> PROBLEM TO SOLVE
List the lines of this listing that hold the word "เทาคอปกดำ".

*****

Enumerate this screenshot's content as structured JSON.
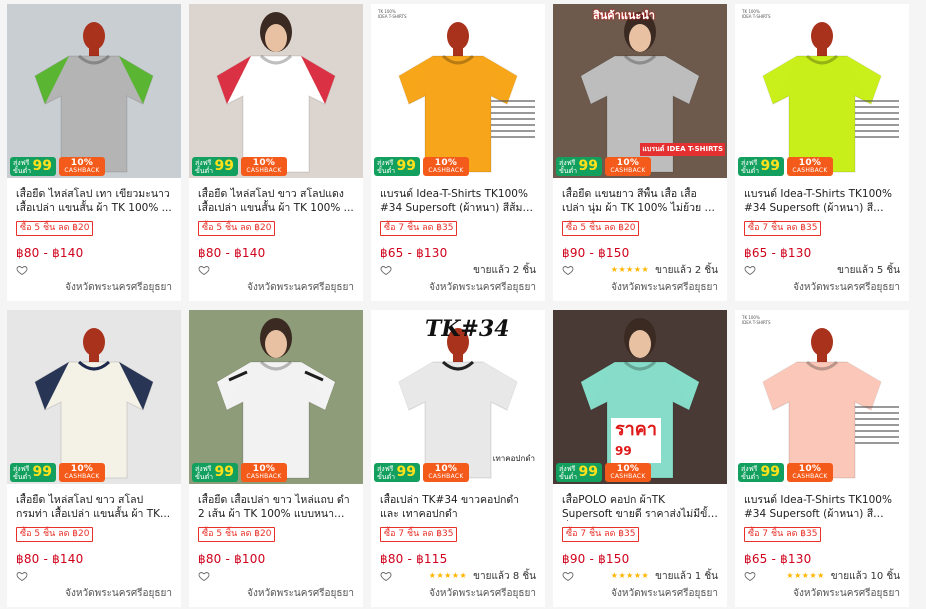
{
  "badges": {
    "free_ship_line1": "ส่งฟรี",
    "free_ship_line2": "ขั้นต่ำ",
    "free_ship_amount": "99",
    "cashback_pct": "10%",
    "cashback_label": "CASHBACK"
  },
  "products": [
    {
      "title": "เสื้อยืด ไหล่สโลป เทา เขียวมะนาว เสื้อเปล่า แขนสั้น ผ้า TK 100% ...",
      "discount": "ซื้อ 5 ชิ้น ลด ฿20",
      "price": "฿80 - ฿140",
      "stars": "",
      "sold": "",
      "location": "จังหวัดพระนครศรีอยุธยา",
      "colors": {
        "bg": "#c9ced3",
        "body": "#b4b4b4",
        "accent": "#55b52c"
      }
    },
    {
      "title": "เสื้อยืด ไหล่สโลป ขาว สโลปแดง เสื้อเปล่า แขนสั้น ผ้า TK 100% ...",
      "discount": "ซื้อ 5 ชิ้น ลด ฿20",
      "price": "฿80 - ฿140",
      "stars": "",
      "sold": "",
      "location": "จังหวัดพระนครศรีอยุธยา",
      "colors": {
        "bg": "#dcd4cf",
        "body": "#ffffff",
        "accent": "#d8273a"
      }
    },
    {
      "title": "แบรนด์ Idea-T-Shirts TK100% #34 Supersoft (ผ้าหนา) สีส้ม T...",
      "discount": "ซื้อ 7 ชิ้น ลด ฿35",
      "price": "฿65 - ฿130",
      "stars": "",
      "sold": "ขายแล้ว 2 ชิ้น",
      "location": "จังหวัดพระนครศรีอยุธยา",
      "colors": {
        "bg": "#ffffff",
        "body": "#f7a51a",
        "accent": "#f7a51a"
      }
    },
    {
      "title": "เสื้อยืด แขนยาว สีพื้น เสื้อ เสื้อเปล่า นุ่ม ผ้า TK 100% ไม่ย้วย ยับยาก...",
      "discount": "ซื้อ 5 ชิ้น ลด ฿20",
      "price": "฿90 - ฿150",
      "stars": "★★★★★",
      "sold": "ขายแล้ว 2 ชิ้น",
      "location": "จังหวัดพระนครศรีอยุธยา",
      "colors": {
        "bg": "#6d5a4c",
        "body": "#bdbdbd",
        "accent": "#e43030"
      }
    },
    {
      "title": "แบรนด์ Idea-T-Shirts TK100% #34 Supersoft (ผ้าหนา) สีเขียว...",
      "discount": "ซื้อ 7 ชิ้น ลด ฿35",
      "price": "฿65 - ฿130",
      "stars": "",
      "sold": "ขายแล้ว 5 ชิ้น",
      "location": "จังหวัดพระนครศรีอยุธยา",
      "colors": {
        "bg": "#ffffff",
        "body": "#c9ef1b",
        "accent": "#c9ef1b"
      }
    },
    {
      "title": "เสื้อยืด ไหล่สโลป ขาว สโลป กรมท่า เสื้อเปล่า แขนสั้น ผ้า TK...",
      "discount": "ซื้อ 5 ชิ้น ลด ฿20",
      "price": "฿80 - ฿140",
      "stars": "",
      "sold": "",
      "location": "จังหวัดพระนครศรีอยุธยา",
      "colors": {
        "bg": "#e6e6e6",
        "body": "#f4f1e6",
        "accent": "#1d2a4d"
      }
    },
    {
      "title": "เสื้อยืด เสื้อเปล่า ขาว ไหล่แถบ ดำ 2 เส้น ผ้า TK 100% แบบหนา นุ่...",
      "discount": "ซื้อ 5 ชิ้น ลด ฿20",
      "price": "฿80 - ฿100",
      "stars": "",
      "sold": "",
      "location": "จังหวัดพระนครศรีอยุธยา",
      "colors": {
        "bg": "#8e9c7a",
        "body": "#f2f2f2",
        "accent": "#1e1e1e"
      }
    },
    {
      "title": "เสื้อเปล่า TK#34 ขาวคอปกดำ และ เทาคอปกดำ",
      "discount": "ซื้อ 7 ชิ้น ลด ฿35",
      "price": "฿80 - ฿115",
      "stars": "★★★★★",
      "sold": "ขายแล้ว 8 ชิ้น",
      "location": "จังหวัดพระนครศรีอยุธยา",
      "colors": {
        "bg": "#ffffff",
        "body": "#e8e8e8",
        "accent": "#222222"
      }
    },
    {
      "title": "เสื้อPOLO คอปก ผ้าTK Supersoft ขายดี ราคาส่งไม่มีขั้นต่ำ",
      "discount": "ซื้อ 7 ชิ้น ลด ฿35",
      "price": "฿90 - ฿150",
      "stars": "★★★★★",
      "sold": "ขายแล้ว 1 ชิ้น",
      "location": "จังหวัดพระนครศรีอยุธยา",
      "colors": {
        "bg": "#4a3a36",
        "body": "#86dcc9",
        "accent": "#9ee34a"
      }
    },
    {
      "title": "แบรนด์ Idea-T-Shirts TK100% #34 Supersoft (ผ้าหนา) สีโอรส...",
      "discount": "ซื้อ 7 ชิ้น ลด ฿35",
      "price": "฿65 - ฿130",
      "stars": "★★★★★",
      "sold": "ขายแล้ว 10 ชิ้น",
      "location": "จังหวัดพระนครศรีอยุธยา",
      "colors": {
        "bg": "#ffffff",
        "body": "#fbc7b8",
        "accent": "#fbc7b8"
      }
    }
  ],
  "overlays": {
    "tk_tag": "TK 100%",
    "tk_sub": "IDEA T-SHIRTS",
    "tk34": "TK#34",
    "card4_banner": "สินค้าแนะนำ",
    "card4_caption": "แบรนด์ IDEA T-SHIRTS",
    "card8_caption": "เทาคอปกดำ",
    "card9_price_text": "ราคา",
    "card9_price_num": "99"
  }
}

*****

> SOLVED PROBLEM
      "title": "เสื้อเปล่า TK#34 ขาวคอปกดำ และ เทาคอปกดำ",
    "card8_caption": "เทาคอปกดำ",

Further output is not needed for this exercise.